Comfort builds for straight combining canola

New research and grower experiences are answering important questions about straight combining canola in Western Canada. Comfort with the practice rises as more growers explore where and when it might work and how to improve results

Dale Beutler of Whitewood, Sask. did not have a good first experience straight combining canola. It was 2015. Like many canola fields in the area that year, the one he left standing for straight combining had been reseeded and was late. By the first week of October, stems were still green —even though seeds were […] Read more


Real results from public canola research

Potential benefits include genetic resistance to sclerotinia and clubroot

Publicly funded canola genetics research is producing results in Canada. I recently heard presentations from the following scientists and was impressed with the potential for each project to increase yield or lower input and management costs for Canadian canola farmers. A new way to produce pure seed Tim Sharbel, a molecular evolutionary biologist at the […] Read more



Peaola continues to show promise

On their own, the peas and canola may only produce 60 per cent of normal, but that still adds up to a 120 per cent yield

Intercropping sometimes gets a bad rap from producers. For one thing, crop insurance often doesn’t cover intercropped mixtures, so if one or both crops fail, they’re out of luck. For another, yield benefits don’t always outweigh the extra legwork required at planting and harvest. But the promise of intercropping is that some crops can be […] Read more


Is strip tillage a residue solution?

We don’t want to see a step backward in reduced-tillage practices. So how can canola growers improve seed survival and crop uniformity in challenging residue situations?

The fall objectives: Make sure the chopper can spread the width of the cut. Have a chaff spreader to avoid the thick harrow-immoveable mat of chaff right behind the combine. Cut higher so more of the residue is standing stubble. If necessary, harrow the crop on a hot windy day. This is the no-till approach […] Read more



Cure canola longer, harvest more

When canola swaths are cured and dry, combines put a lot more canola in the tank and a lot less on the ground

Kristen Phillips already knew that combines capture more available yield when canola is cured and dry, but she was still surprised when she was harvesting one set of Ultimate Canola Challenge (UCC) plots this fall. The Canola Council of Canada’s UCC program for 2016 aimed to help identify agronomically and economically optimal nitrogen (N) rates […] Read more

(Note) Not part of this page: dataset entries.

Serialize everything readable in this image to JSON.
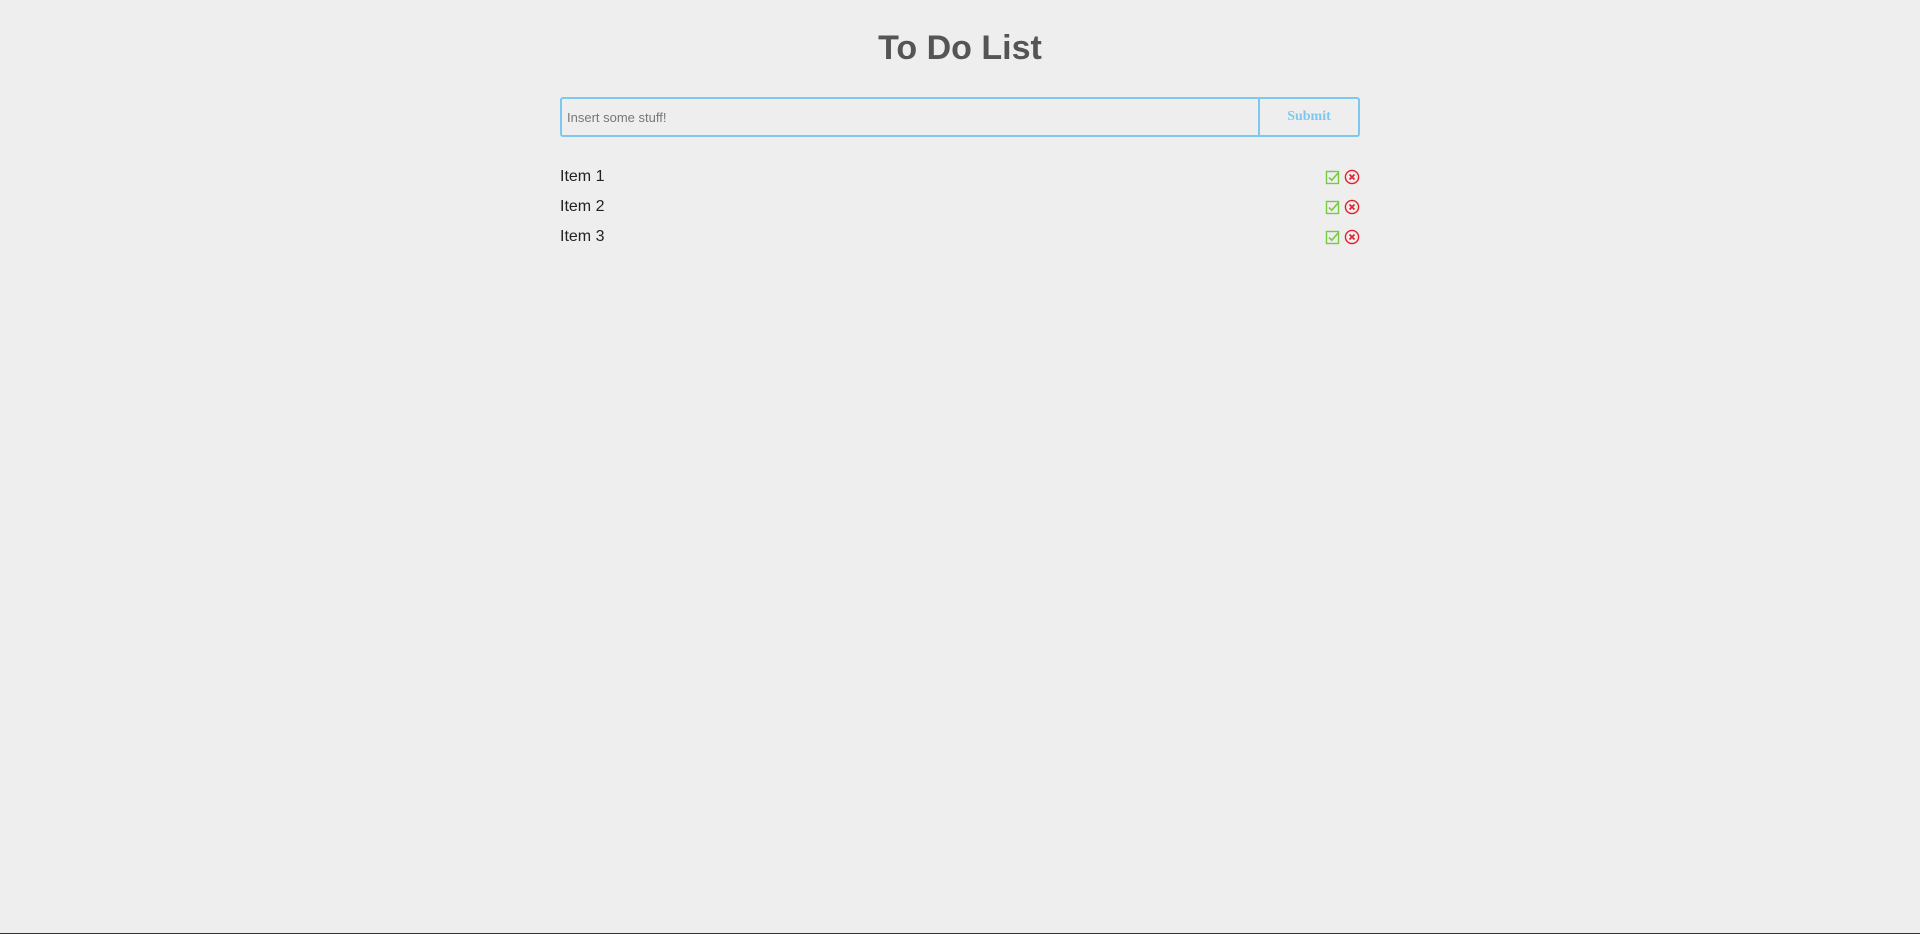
{
  "header": {
    "title": "To Do List"
  },
  "form": {
    "input_value": "",
    "input_placeholder": "Insert some stuff!",
    "submit_label": "Submit"
  },
  "items": [
    {
      "label": "Item 1",
      "complete_icon": "checkbox-check-icon",
      "delete_icon": "circle-x-icon"
    },
    {
      "label": "Item 2",
      "complete_icon": "checkbox-check-icon",
      "delete_icon": "circle-x-icon"
    },
    {
      "label": "Item 3",
      "complete_icon": "checkbox-check-icon",
      "delete_icon": "circle-x-icon"
    }
  ],
  "colors": {
    "background": "#eeeeee",
    "title": "#555555",
    "accent": "#7ec8f0",
    "complete": "#7ac943",
    "delete": "#e0202a",
    "text": "#222222"
  }
}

Blackleg and canola can get along… until

Keys to restoring a healthy relationship between blackleg and canola include wider rotations of both crops and canola varieties with different resistance genes

After hearing many presentations on blackleg in canola, I was confused. I heard that disease pathogens usually harm their host plant, but blackleg doesn’t necessarily. In fact, blackleg and brassica species such as canola usually get along. On the other hand, we know that blackleg is now a major problem. Why? University of Manitoba professor […] Read more

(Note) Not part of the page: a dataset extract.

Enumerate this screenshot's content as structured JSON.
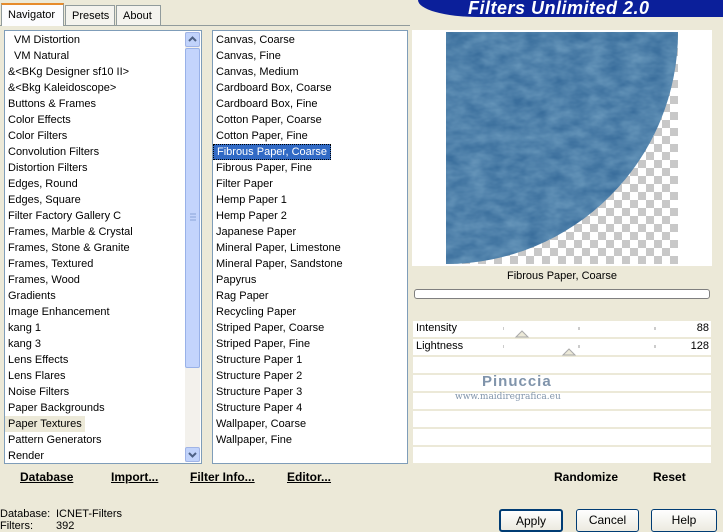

To spray or not to spray?

A preventive canola spray for sclerotinia can pay off, but not necessarily for blackleg

Keith Gabert rarely tells Alberta canola producers straight up not to spray fungicide as a preventive against sclerotinia stem rot. But last year, the Canola Council of Canada’s agronomy specialist for central Alberta south did just that. “In the Drumheller area, where they don’t always have as much moisture, they’d sprayed for sclerotinia in the […] Read more

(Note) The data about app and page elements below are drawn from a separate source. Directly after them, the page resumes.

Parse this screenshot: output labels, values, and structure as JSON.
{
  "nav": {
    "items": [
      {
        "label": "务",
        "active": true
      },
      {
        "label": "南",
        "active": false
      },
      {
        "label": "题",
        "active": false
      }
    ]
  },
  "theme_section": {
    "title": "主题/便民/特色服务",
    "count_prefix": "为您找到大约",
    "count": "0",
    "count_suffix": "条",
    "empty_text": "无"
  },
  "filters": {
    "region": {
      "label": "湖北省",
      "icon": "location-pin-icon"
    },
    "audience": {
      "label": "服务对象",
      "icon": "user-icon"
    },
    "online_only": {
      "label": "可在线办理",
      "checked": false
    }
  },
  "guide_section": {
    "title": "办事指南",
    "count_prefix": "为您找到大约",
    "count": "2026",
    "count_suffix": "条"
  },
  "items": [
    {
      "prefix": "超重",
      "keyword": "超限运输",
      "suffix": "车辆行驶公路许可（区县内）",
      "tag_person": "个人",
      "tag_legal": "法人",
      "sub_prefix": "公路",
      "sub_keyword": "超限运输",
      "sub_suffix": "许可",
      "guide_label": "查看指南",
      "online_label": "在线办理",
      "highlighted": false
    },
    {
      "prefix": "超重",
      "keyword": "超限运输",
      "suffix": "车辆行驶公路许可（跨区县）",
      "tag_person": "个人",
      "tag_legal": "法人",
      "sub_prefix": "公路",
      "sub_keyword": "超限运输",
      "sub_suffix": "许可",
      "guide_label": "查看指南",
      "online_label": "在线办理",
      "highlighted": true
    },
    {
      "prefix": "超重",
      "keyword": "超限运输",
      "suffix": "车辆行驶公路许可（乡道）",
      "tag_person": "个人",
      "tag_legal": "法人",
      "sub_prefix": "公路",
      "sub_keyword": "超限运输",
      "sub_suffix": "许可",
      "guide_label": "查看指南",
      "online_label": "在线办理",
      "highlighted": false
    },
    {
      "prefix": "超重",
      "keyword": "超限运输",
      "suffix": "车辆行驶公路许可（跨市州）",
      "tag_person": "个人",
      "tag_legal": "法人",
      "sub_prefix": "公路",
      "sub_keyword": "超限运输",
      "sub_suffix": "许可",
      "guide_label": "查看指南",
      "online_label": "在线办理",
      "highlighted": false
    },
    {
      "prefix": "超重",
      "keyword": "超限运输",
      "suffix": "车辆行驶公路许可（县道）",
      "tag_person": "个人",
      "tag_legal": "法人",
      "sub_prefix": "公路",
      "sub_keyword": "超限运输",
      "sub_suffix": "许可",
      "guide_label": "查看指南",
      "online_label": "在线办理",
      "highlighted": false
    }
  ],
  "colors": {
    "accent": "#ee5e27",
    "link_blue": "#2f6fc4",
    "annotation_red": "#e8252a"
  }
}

Is stored canola at bigger risk than ever?

Huge bins, straight combining and delivery contracts for June and July have all potentially increased the storage risk for canola. But the basics for safe storage — eight per cent moisture, 15 C or less and regular monitoring — still apply

We don’t really know whether canola in a 25,000-bushel bin stores differently from canola in a 2,000-bushel bin. We don’t know if straight combining reduces or increases canola storage risk. And we don’t know the best way to store canola for 11 months through fall, winter, spring and summer weather changes. Given that many canola […] Read more



Ultra-consistent canola stands, but with a price attached

Craig Shaw loved the results, and lower seed cost, 
but the pricey equipment is a major barrier

It’s one of those farming Catch 22s. On the one hand, the high cost of canola seed makes it tempting to minimize one’s seeding rate — on the other hand, a strong and consistent canola stand is key to good returns. In the American Corn Belt, producers have found a solution by repurposing their corn […] Read more


High disease risk sees many Manitoba canola growers spraying fungicide

A wet spring creates canola fields full of sclerotinia as flowering blooms

This season Manitoba canola growers shouldn’t be asking if they should be spraying fungicides — they should be asking themselves if there’s any possible reason they shouldn’t. Clinton Jurke, director of agronomy for the Canola Council of Canada, says it’s been a moist spring, yield looks good in much of the province and dense canopies […] Read more